A proposed constitutional amendment to prohibit flag burning drew sharp criticism from Senate opponents Wednesday, as supporters insisted the flag deserved special protection as the national symbol.
The amendment, which passed the House overwhelmingly last April, is several votes short of the 66 needed in the Senate, amid questions about how it would be applied in practical terms.
Eight senators remained undecided, Senate Minority Leader Tom Daschle, D-S.D., told reporters.
Opponents argue that passage by Congress and ratification by the states would trample the right of free speech under the First Amendment and could lead to disputes over interpretation of the tersely worded measure.
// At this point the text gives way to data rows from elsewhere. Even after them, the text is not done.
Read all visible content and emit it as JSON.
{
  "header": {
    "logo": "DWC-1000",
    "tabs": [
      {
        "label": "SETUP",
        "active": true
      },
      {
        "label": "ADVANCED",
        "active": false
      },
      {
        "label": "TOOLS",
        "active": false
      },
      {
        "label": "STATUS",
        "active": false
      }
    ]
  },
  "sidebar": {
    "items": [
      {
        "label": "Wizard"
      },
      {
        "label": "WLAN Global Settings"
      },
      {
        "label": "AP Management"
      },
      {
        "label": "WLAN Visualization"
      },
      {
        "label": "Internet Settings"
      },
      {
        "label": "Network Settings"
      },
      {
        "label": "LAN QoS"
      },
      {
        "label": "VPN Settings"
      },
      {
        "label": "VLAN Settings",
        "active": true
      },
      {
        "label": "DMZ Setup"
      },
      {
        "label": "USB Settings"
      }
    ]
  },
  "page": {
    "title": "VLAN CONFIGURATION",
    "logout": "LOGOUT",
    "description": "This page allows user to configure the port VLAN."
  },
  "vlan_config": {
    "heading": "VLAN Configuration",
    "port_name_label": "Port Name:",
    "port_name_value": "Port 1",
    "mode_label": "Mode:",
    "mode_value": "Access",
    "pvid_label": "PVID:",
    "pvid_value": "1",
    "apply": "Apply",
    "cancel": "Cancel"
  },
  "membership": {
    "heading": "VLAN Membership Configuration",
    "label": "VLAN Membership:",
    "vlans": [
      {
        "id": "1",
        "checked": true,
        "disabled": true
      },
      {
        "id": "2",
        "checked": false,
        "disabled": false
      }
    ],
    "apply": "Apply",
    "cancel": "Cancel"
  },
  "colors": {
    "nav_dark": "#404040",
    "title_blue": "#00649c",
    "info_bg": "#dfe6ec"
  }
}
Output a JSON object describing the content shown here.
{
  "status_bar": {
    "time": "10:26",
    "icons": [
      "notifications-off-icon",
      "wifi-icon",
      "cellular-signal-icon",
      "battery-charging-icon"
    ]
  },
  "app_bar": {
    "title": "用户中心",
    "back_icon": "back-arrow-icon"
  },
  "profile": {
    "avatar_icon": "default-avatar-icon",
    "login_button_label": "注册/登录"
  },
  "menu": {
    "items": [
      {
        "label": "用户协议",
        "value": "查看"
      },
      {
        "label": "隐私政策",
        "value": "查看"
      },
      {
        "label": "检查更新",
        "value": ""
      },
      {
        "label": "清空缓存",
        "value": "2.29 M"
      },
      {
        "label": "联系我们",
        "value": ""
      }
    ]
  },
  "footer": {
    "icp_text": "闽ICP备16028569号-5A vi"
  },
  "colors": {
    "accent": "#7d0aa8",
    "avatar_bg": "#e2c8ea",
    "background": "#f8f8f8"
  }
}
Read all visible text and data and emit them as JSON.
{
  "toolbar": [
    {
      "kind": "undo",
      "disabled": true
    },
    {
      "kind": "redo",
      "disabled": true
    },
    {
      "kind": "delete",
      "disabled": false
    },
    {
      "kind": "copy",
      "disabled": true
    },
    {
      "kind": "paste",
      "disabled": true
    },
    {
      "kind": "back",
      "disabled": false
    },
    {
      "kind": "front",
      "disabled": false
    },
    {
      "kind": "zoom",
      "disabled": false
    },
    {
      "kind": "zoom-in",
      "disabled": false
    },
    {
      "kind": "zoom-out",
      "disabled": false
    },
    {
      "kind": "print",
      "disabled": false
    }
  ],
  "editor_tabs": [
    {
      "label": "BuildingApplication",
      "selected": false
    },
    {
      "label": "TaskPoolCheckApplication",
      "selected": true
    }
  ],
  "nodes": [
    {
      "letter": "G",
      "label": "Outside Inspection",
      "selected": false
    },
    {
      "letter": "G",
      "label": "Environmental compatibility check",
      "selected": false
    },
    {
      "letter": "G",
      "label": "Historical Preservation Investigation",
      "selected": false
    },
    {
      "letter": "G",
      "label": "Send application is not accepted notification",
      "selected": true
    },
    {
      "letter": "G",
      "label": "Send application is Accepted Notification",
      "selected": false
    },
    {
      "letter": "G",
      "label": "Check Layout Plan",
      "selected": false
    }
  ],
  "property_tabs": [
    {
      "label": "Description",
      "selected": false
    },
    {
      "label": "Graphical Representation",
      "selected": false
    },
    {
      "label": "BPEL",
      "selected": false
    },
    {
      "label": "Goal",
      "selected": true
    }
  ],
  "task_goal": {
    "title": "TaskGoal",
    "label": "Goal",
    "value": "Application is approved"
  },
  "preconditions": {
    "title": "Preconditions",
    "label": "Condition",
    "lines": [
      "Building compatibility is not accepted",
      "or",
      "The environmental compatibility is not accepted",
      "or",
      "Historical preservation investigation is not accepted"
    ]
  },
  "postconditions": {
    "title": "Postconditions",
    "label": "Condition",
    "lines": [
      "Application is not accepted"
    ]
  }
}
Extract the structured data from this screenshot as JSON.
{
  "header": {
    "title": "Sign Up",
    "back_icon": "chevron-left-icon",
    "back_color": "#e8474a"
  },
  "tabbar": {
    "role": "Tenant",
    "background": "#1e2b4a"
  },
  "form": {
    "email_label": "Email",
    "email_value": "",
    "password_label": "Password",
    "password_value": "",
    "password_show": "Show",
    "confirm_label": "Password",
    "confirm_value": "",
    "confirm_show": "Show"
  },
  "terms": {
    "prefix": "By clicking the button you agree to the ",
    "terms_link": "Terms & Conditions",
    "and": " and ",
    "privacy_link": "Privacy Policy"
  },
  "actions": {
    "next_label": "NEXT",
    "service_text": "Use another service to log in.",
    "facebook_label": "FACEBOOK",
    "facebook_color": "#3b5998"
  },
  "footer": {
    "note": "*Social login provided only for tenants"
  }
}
“When I think of the real problems of this nation right now … I’m appalled,” Sen. Dale Bumpers, D-Ark., said on the Senate floor. “Everybody here in this body knows that this is pure, sheer politics.”
Saying there were only four flag burnings last year and none this year, Bumpers asked, “And we’re going to tinker with the First Amendment? Our cherished Bill of Rights?”
Senate backers of the amendment, led by Majority Leader Bob Dole, R-Kan., were thwarted in their bid to bring it to a vote Wednesday. Earlier this year, when he started his bid for the GOP presidential nomination, Dole promised the American Legion there would be a vote this fall.
Opponents led by Sen. Jeff Bingaman, D-N.M., objected Wednesday to starting formal debate on the proposal until the Senate acted on 18 nominations for ambassadorships - including that of former Tennessee Sen. James Sasser as envoy to China - that have been pending for months.
“Before we move to amend the Constitution … we need to tend to the business of carrying out our duties as they’re set out in the Constitution,” Bingaman said. “Everyone has to concede that this is not an urgent matter. … There is not an epidemic of flag-burning going on in this country.”